*WHAT THE TASK REQUIRES:*
The expected response is a copy of every line in the entries below that includes the word "another".
-- -- --
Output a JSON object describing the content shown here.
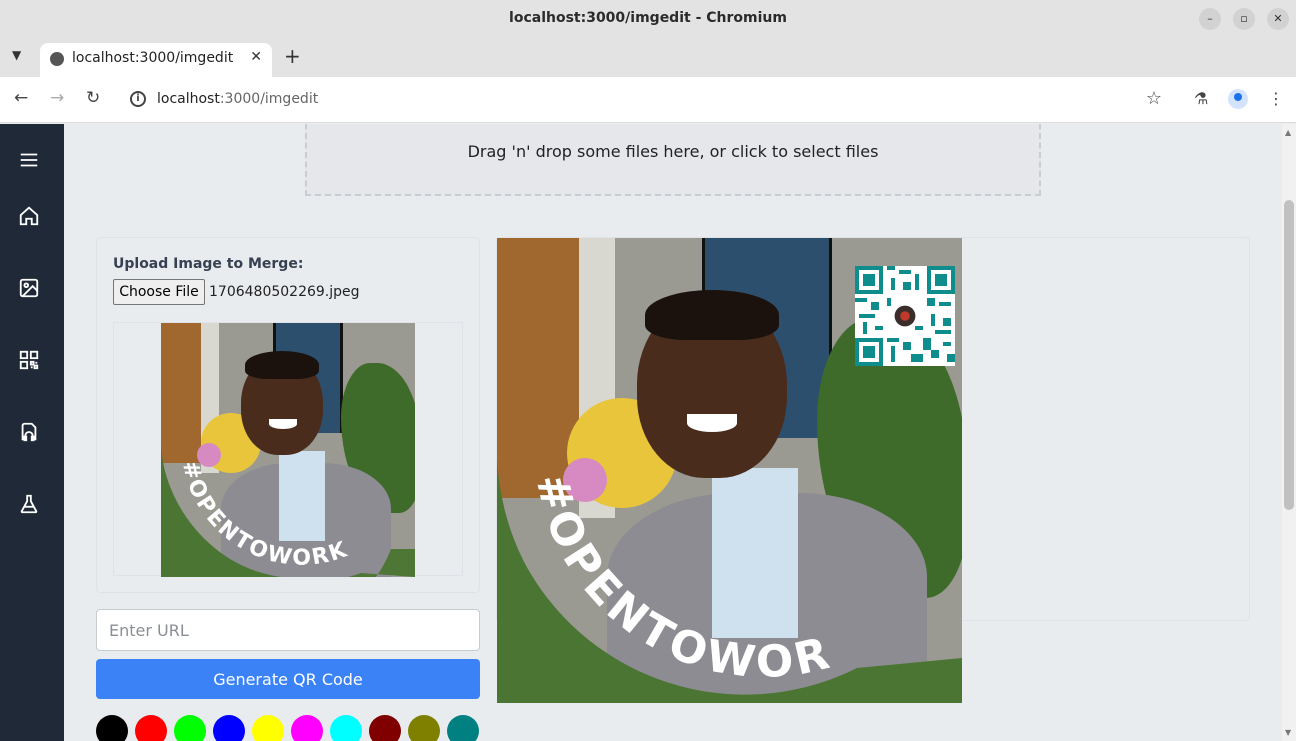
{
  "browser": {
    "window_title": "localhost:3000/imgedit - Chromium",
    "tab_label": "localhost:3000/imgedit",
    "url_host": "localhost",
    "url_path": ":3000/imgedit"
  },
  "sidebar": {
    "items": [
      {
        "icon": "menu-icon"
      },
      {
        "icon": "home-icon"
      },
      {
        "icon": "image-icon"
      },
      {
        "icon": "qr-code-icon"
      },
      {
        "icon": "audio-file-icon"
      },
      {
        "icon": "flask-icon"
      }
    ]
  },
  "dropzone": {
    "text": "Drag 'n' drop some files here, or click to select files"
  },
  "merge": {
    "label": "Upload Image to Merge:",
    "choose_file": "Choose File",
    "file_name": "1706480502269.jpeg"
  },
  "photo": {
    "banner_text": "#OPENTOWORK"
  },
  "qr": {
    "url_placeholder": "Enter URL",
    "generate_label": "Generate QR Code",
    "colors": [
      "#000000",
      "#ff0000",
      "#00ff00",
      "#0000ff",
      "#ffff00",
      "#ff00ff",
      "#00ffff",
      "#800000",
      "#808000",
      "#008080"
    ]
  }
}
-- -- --
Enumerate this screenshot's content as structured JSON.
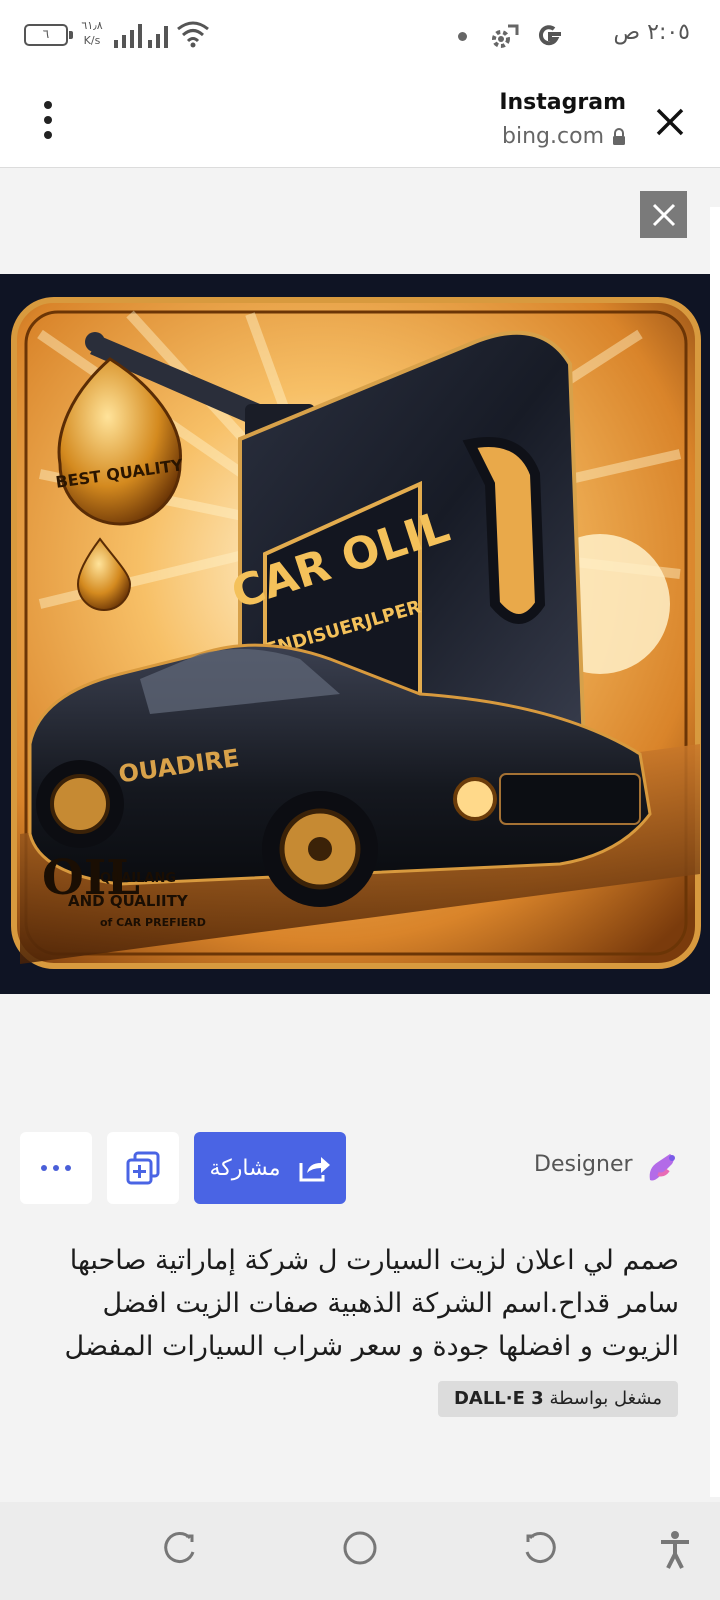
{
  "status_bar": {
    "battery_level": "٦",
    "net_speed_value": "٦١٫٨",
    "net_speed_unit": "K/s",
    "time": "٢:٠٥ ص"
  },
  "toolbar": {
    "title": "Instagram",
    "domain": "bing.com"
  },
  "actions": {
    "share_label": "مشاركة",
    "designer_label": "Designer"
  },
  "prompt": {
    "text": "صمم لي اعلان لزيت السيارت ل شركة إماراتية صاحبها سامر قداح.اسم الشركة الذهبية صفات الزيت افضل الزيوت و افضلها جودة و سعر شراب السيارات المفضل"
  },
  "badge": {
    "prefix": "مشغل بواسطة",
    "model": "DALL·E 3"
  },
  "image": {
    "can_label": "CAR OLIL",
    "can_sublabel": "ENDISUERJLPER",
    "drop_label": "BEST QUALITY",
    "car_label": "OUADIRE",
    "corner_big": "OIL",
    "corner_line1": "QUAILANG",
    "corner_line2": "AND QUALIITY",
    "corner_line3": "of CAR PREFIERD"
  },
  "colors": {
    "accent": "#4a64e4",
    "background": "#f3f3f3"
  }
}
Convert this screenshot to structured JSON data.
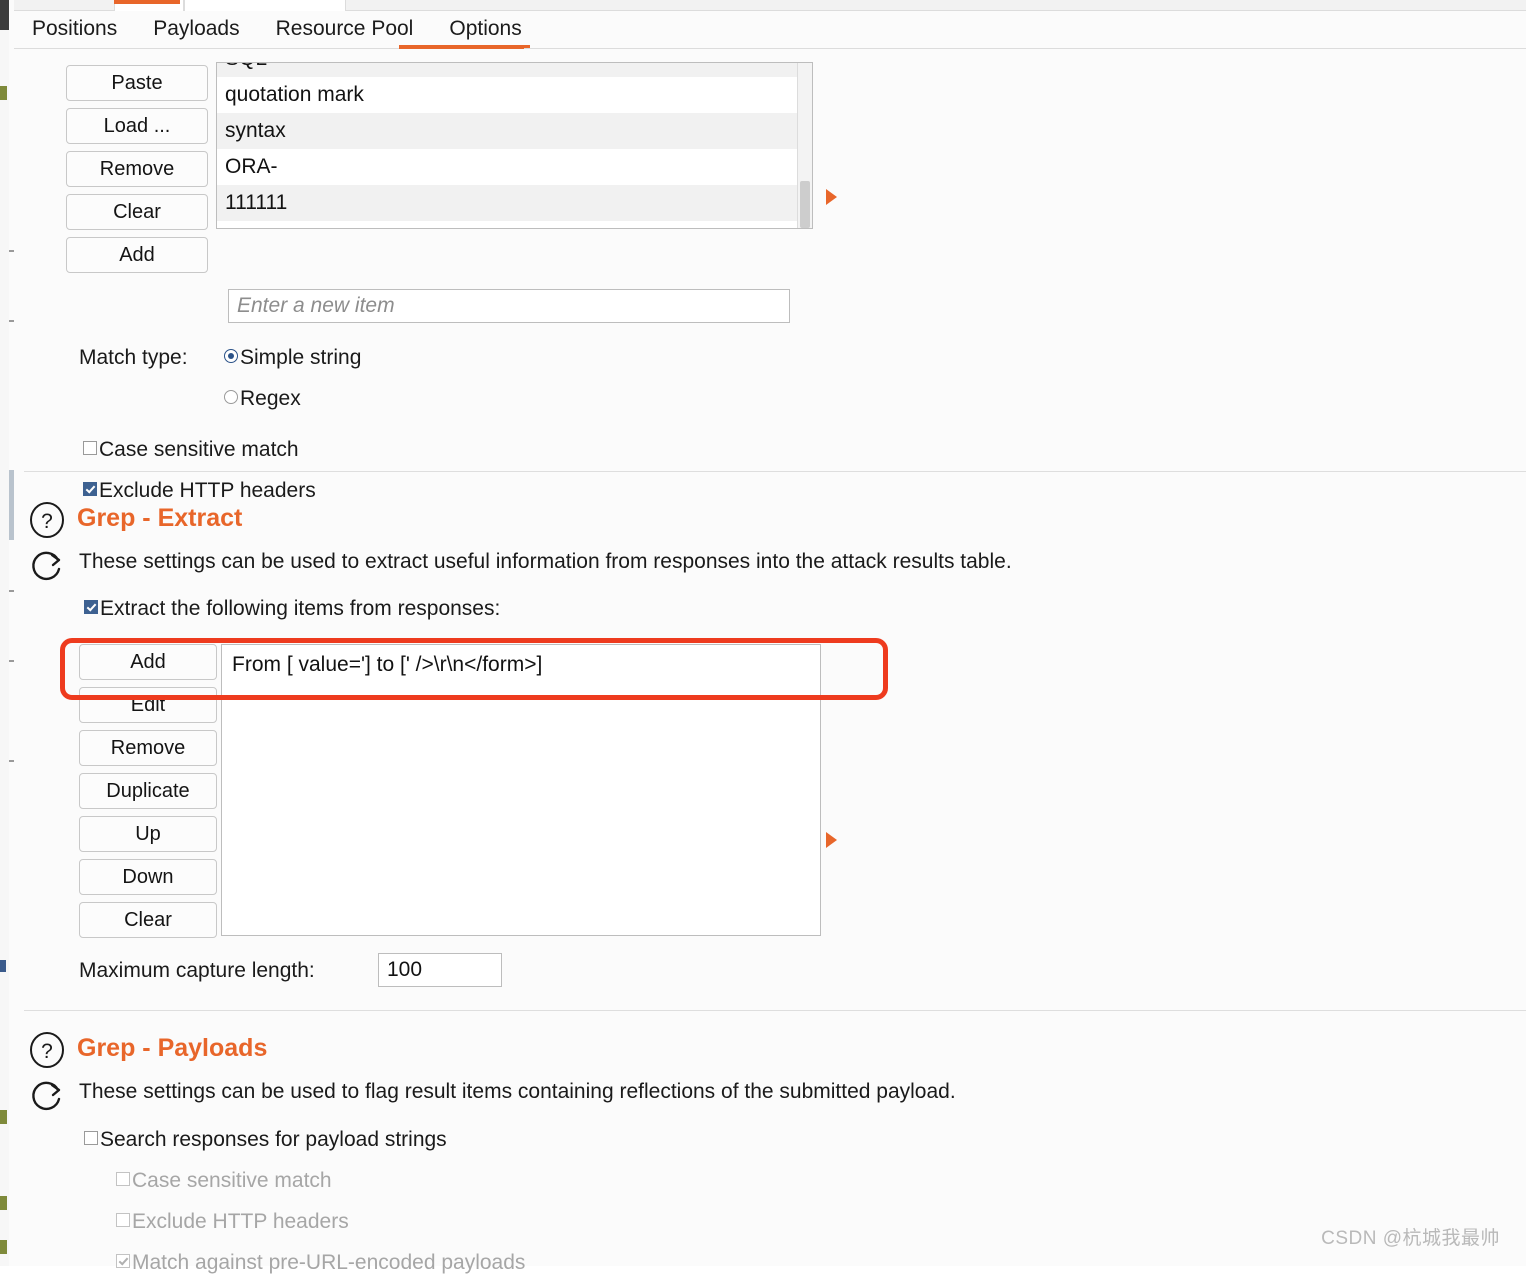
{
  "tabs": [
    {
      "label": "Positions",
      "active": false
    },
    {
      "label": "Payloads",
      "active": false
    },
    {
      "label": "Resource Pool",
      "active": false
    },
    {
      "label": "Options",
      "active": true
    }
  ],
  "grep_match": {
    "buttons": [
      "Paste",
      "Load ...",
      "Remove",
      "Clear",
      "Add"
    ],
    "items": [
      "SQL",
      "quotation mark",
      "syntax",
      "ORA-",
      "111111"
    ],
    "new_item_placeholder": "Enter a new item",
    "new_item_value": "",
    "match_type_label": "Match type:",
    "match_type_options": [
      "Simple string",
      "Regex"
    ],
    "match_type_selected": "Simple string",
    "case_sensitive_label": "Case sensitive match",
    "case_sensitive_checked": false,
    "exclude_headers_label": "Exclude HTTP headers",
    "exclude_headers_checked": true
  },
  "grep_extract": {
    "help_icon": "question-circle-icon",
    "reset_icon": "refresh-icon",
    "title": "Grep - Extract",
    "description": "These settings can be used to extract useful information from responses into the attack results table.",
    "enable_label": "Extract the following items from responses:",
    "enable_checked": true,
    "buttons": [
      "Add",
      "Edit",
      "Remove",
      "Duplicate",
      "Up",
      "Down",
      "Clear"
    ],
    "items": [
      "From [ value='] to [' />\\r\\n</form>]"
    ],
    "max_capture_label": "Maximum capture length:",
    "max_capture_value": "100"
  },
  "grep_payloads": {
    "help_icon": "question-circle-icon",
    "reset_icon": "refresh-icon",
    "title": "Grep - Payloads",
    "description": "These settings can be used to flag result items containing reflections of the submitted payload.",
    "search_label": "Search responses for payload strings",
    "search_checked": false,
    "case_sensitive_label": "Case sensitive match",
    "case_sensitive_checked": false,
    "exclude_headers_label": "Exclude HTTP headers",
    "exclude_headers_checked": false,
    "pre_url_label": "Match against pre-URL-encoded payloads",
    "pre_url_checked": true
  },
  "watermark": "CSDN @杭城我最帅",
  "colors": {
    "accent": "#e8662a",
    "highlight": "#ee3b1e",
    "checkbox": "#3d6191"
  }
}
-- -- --
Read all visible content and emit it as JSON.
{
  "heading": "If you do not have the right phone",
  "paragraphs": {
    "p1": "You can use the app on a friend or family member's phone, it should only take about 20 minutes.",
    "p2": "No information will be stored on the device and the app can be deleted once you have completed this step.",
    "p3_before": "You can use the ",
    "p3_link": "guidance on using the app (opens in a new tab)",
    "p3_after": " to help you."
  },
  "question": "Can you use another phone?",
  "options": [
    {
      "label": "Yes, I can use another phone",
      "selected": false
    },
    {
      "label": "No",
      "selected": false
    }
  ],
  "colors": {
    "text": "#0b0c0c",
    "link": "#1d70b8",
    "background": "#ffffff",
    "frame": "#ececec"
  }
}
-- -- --
*ANSWER TO THIS EXERCISE:*
  "question": "Can you use another phone?",
      "label": "Yes, I can use another phone",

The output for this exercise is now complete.